For most cases of Alzheimers, there is no cause known; only a small percentage can be inherited. For all cases, there is no cure. At this point, the medications try to replace some of the neurotransmitters that have been lost from the loss of the neurons. But neuroscience is discovering which factors increase, or decrease, the risk of developing Alzheimers.
The most important, number one factor that increases your risk of getting Alzheimers is age. One in eight people 65 or older have this disease, and for those individuals older than 85, as many as one-half will be diagnosed with this disorder.
Family History Of Dementia
Some genetic risk factors have been identified so far, but only a small proportion of AD cases can be explained by specific gene mutations. The risk of dementia and AD has been shown to be increased among people with a family history of dementia, but contradictory results exist as well.Life table analyses have shown a cumulative risk of dementia to first-degree relatives of AD cases of approximately 50% by age 90, while relatives of purported control subjects had a much lower cumulative risk. Studies of AD among twin pairs over age 70 provide the strongest support for genetic causation. Monozygotic twin pairs show higher concordance rates for AD than dizygotic twin pairs
Study Of Seven Alzheimer’s Risk Factors
Half of all Alzheimers disease cases could be prevented by lifestyle changes such as exercise, eating healthily and not smoking, the Daily Mail has today reported.
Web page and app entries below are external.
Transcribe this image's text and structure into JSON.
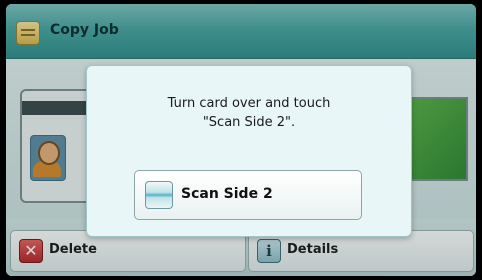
{
  "header": {
    "title": "Copy Job",
    "icon": "copy-job-icon"
  },
  "dialog": {
    "message_line1": "Turn card over and touch",
    "message_line2": "\"Scan Side 2\".",
    "button_label": "Scan Side 2",
    "button_icon": "scan-icon"
  },
  "footer": {
    "delete_label": "Delete",
    "delete_icon": "delete-x-icon",
    "details_label": "Details",
    "details_icon": "info-icon"
  },
  "colors": {
    "titlebar": "#4aa7a4",
    "dialog_bg": "#e8f6f7",
    "delete_red": "#b8262a"
  }
}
The newspaper says that around 820,000 people in Britain suffer from dementia, half of whom have Alzheimers disease.
The estimate is based on a large, well-conducted review that looked at how seven lifestyle-related risk factors relate to the risk of Alzheimers disease. The review determined how strongly the risk factors, which included obesity and smoking, were associated with Alzheimers disease and the proportion of people worldwide and in the US whose condition could be attributed to these factors.
The study found that approximately half of all cases of Alzheimers disease were associated with one or more of the risk factors – diabetes, midlife high blood pressure, midlife obesity, depression, physical inactivity, smoking and low education. Although this important research updates knowledge on potential risk factors for Alzheimers disease, it should be stressed that associations between these lifestyle factors and Alzheimers does not mean that they cause the disease. Also, the study did not specifically look at the UK population, therefore we cannot tell what proportion of UK cases might be linked to these factors. Ideally, these individual risk factors will now be fully investigated through high-quality trials.